Mark Sanders and the judges after he won the ICE National Final papers competition
Mark Sanders and the judges after he won the ICE National Final papers competition

A 25-year-old former Kirkland High School and Parkhill Primary pupil has been flushed with success after being singled out as a future pioneer in the field of engineering.

Mark Sanders recently won the national final of the Graduates and Students Papers Competition organised by the Institution of Civil Engineers (ICE), for a paper he wrote looking at how to de-water the toilet system, and will now be awarded the ‘Institution Medal’, the highest award given to the institute’s graduate members.

As a result, he will also get the chance to travel to Haiti by using his £1500 winnings, along with a separate £1500 award, to fund his research into environmentally friendly toilet systems which recycle human waste.

Mr Sanders, who has also been made the ICE President’s apprentice, said of his success: “This will allow me to witness and document first hand how this technology is being applied at ground level in impoverished and disaster relief scenarios, subsequently writing another paper/publication which will further raise awareness of this practice. I genuinely believe this is a solution for developing countries and developed countries alike.”

After finishing at Kirkland, Mr Sanders studied and gained a first class masters degree in civil engineering at Heriot Watt University, Edinburgh, before moving to Cardiff, where he took up a role with Halcrow, a global engineering consultancy.

In April this year he adapted his university dissertation to create the paper and corresponding presentation, which won the competition, ‘Fertiliser from Human Waste in Scottish Agriculture’.

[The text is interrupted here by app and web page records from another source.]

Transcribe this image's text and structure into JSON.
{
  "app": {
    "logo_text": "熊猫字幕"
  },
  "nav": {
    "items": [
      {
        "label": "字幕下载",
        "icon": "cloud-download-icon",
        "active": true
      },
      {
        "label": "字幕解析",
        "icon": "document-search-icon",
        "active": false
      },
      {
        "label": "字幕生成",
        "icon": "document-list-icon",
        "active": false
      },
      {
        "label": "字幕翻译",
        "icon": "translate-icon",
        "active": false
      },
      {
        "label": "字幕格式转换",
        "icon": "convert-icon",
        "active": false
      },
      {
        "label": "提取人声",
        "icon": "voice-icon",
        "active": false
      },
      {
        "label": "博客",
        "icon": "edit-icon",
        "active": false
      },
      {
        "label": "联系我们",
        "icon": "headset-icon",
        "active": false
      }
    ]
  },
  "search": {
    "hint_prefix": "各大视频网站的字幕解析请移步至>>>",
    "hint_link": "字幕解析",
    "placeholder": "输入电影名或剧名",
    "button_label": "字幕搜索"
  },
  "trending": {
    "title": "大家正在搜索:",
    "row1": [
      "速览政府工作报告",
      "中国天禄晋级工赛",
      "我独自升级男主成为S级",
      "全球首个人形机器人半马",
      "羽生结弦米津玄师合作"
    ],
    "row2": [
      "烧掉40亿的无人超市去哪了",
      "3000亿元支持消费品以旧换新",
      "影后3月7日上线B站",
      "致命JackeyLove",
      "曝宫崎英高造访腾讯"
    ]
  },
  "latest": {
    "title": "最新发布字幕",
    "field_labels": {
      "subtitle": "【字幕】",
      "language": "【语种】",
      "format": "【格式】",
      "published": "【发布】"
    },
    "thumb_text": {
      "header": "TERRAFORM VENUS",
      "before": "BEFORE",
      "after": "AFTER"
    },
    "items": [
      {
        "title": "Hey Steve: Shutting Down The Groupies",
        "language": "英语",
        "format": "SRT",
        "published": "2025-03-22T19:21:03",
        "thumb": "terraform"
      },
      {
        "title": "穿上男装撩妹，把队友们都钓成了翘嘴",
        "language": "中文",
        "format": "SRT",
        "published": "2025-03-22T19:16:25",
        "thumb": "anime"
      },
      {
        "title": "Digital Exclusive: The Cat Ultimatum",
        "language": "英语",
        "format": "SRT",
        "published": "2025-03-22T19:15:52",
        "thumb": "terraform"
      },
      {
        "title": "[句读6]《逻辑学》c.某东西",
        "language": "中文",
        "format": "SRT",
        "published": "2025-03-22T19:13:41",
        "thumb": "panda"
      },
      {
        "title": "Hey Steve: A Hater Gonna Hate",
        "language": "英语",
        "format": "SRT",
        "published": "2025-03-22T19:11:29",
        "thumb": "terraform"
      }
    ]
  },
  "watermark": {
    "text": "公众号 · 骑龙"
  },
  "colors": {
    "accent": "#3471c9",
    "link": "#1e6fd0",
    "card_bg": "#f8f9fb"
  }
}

Mr Sanders, whose proud family remain in Leven, added although he is doing well in Wales, he does miss living in Leven, particularly his family and friends and playing golf at Leven Links.